[Data to use]
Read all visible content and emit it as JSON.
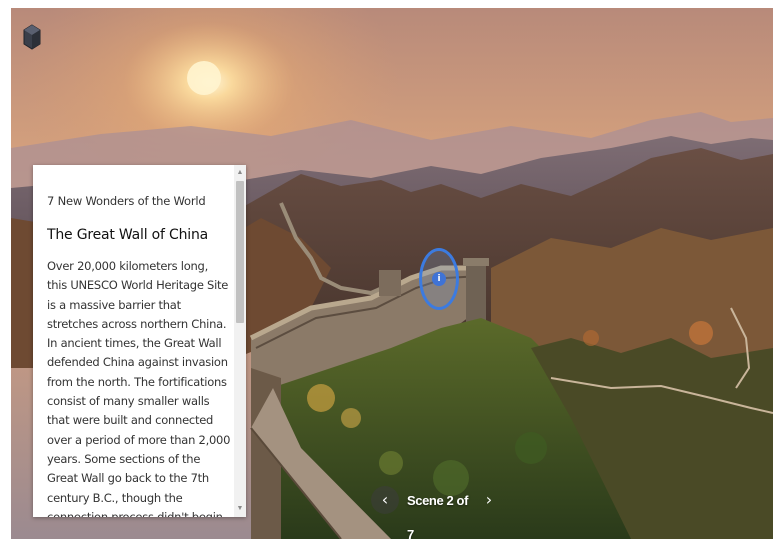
{
  "viewer": {
    "logo_icon": "cube-logo-icon"
  },
  "info_card": {
    "eyebrow": "7 New Wonders of the World",
    "title": "The Great Wall of China",
    "body": "Over 20,000 kilometers long, this UNESCO World Heritage Site is a massive barrier that stretches across northern China. In ancient times, the Great Wall defended China against invasion from the north. The fortifications consist of many smaller walls that were built and connected over a period of more than 2,000 years. Some sections of the Great Wall go back to the 7th century B.C., though the connection process didn't begin until the",
    "scroll_up_icon": "chevron-up-icon",
    "scroll_down_icon": "chevron-down-icon"
  },
  "hotspot": {
    "icon": "info-hotspot-icon"
  },
  "scene_nav": {
    "prev_icon": "chevron-left-icon",
    "next_icon": "chevron-right-icon",
    "prev_glyph": "‹",
    "next_glyph": "›",
    "label": "Scene 2 of 7"
  }
}
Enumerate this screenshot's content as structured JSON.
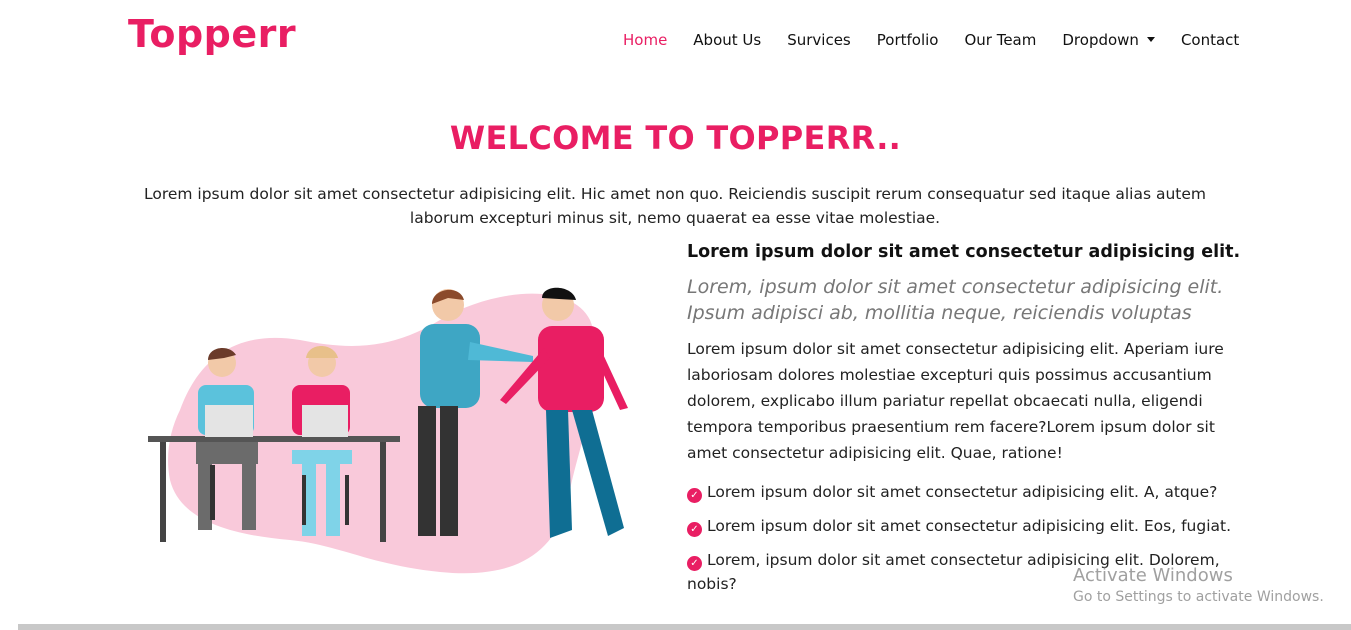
{
  "brand": "Topperr",
  "nav": {
    "items": [
      {
        "label": "Home",
        "active": true
      },
      {
        "label": "About Us"
      },
      {
        "label": "Survices"
      },
      {
        "label": "Portfolio"
      },
      {
        "label": "Our Team"
      },
      {
        "label": "Dropdown"
      },
      {
        "label": "Contact"
      }
    ]
  },
  "hero": {
    "title": "WELCOME TO TOPPERR..",
    "intro": "Lorem ipsum dolor sit amet consectetur adipisicing elit. Hic amet non quo. Reiciendis suscipit rerum consequatur sed itaque alias autem laborum excepturi minus sit, nemo quaerat ea esse vitae molestiae."
  },
  "about": {
    "heading": "Lorem ipsum dolor sit amet consectetur adipisicing elit.",
    "lead": "Lorem, ipsum dolor sit amet consectetur adipisicing elit. Ipsum adipisci ab, mollitia neque, reiciendis voluptas",
    "body": "Lorem ipsum dolor sit amet consectetur adipisicing elit. Aperiam iure laboriosam dolores molestiae excepturi quis possimus accusantium dolorem, explicabo illum pariatur repellat obcaecati nulla, eligendi tempora temporibus praesentium rem facere?Lorem ipsum dolor sit amet consectetur adipisicing elit. Quae, ratione!",
    "checks": [
      "Lorem ipsum dolor sit amet consectetur adipisicing elit. A, atque?",
      "Lorem ipsum dolor sit amet consectetur adipisicing elit. Eos, fugiat.",
      "Lorem, ipsum dolor sit amet consectetur adipisicing elit. Dolorem, nobis?"
    ],
    "check_icon": "check-circle-icon"
  },
  "watermark": {
    "line1": "Activate Windows",
    "line2": "Go to Settings to activate Windows."
  },
  "colors": {
    "accent": "#e91e63",
    "blob": "#f9c9da",
    "teal": "#4fb9d6",
    "navy": "#0f6e93"
  }
}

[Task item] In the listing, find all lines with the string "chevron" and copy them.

[Solution for this problem]
    "scroll_up_icon": "chevron-up-icon",
    "scroll_down_icon": "chevron-down-icon"
    "prev_icon": "chevron-left-icon",
    "next_icon": "chevron-right-icon",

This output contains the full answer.